** Raw data follows **

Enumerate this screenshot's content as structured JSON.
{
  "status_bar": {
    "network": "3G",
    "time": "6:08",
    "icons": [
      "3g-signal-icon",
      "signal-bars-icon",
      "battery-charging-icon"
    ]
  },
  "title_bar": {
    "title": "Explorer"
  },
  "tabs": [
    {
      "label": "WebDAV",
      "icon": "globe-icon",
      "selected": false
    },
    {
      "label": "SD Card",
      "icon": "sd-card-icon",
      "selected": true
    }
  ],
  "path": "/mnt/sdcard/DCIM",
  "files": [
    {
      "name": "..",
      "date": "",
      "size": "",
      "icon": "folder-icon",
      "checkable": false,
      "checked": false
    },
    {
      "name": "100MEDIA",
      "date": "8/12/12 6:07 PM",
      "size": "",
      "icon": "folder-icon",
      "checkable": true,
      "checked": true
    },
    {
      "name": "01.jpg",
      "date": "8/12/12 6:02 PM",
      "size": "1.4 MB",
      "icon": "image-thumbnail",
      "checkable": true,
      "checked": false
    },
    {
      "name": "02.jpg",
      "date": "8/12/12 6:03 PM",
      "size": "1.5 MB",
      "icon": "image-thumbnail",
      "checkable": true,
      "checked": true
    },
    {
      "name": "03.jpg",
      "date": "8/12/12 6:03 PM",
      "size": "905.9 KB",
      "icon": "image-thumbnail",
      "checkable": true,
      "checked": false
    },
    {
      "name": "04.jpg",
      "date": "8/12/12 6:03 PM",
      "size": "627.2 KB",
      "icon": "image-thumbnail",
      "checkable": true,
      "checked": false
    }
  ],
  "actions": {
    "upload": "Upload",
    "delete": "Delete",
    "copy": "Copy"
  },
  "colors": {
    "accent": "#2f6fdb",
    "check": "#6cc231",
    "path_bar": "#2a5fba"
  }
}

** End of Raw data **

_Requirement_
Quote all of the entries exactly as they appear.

_Response to the task_
Enumerate this screenshot's content as structured JSON.
{
  "status_bar": {
    "network": "3G",
    "time": "6:08",
    "icons": [
      "3g-signal-icon",
      "signal-bars-icon",
      "battery-charging-icon"
    ]
  },
  "title_bar": {
    "title": "Explorer"
  },
  "tabs": [
    {
      "label": "WebDAV",
      "icon": "globe-icon",
      "selected": false
    },
    {
      "label": "SD Card",
      "icon": "sd-card-icon",
      "selected": true
    }
  ],
  "path": "/mnt/sdcard/DCIM",
  "files": [
    {
      "name": "..",
      "date": "",
      "size": "",
      "icon": "folder-icon",
      "checkable": false,
      "checked": false
    },
    {
      "name": "100MEDIA",
      "date": "8/12/12 6:07 PM",
      "size": "",
      "icon": "folder-icon",
      "checkable": true,
      "checked": true
    },
    {
      "name": "01.jpg",
      "date": "8/12/12 6:02 PM",
      "size": "1.4 MB",
      "icon": "image-thumbnail",
      "checkable": true,
      "checked": false
    },
    {
      "name": "02.jpg",
      "date": "8/12/12 6:03 PM",
      "size": "1.5 MB",
      "icon": "image-thumbnail",
      "checkable": true,
      "checked": true
    },
    {
      "name": "03.jpg",
      "date": "8/12/12 6:03 PM",
      "size": "905.9 KB",
      "icon": "image-thumbnail",
      "checkable": true,
      "checked": false
    },
    {
      "name": "04.jpg",
      "date": "8/12/12 6:03 PM",
      "size": "627.2 KB",
      "icon": "image-thumbnail",
      "checkable": true,
      "checked": false
    }
  ],
  "actions": {
    "upload": "Upload",
    "delete": "Delete",
    "copy": "Copy"
  },
  "colors": {
    "accent": "#2f6fdb",
    "check": "#6cc231",
    "path_bar": "#2a5fba"
  }
}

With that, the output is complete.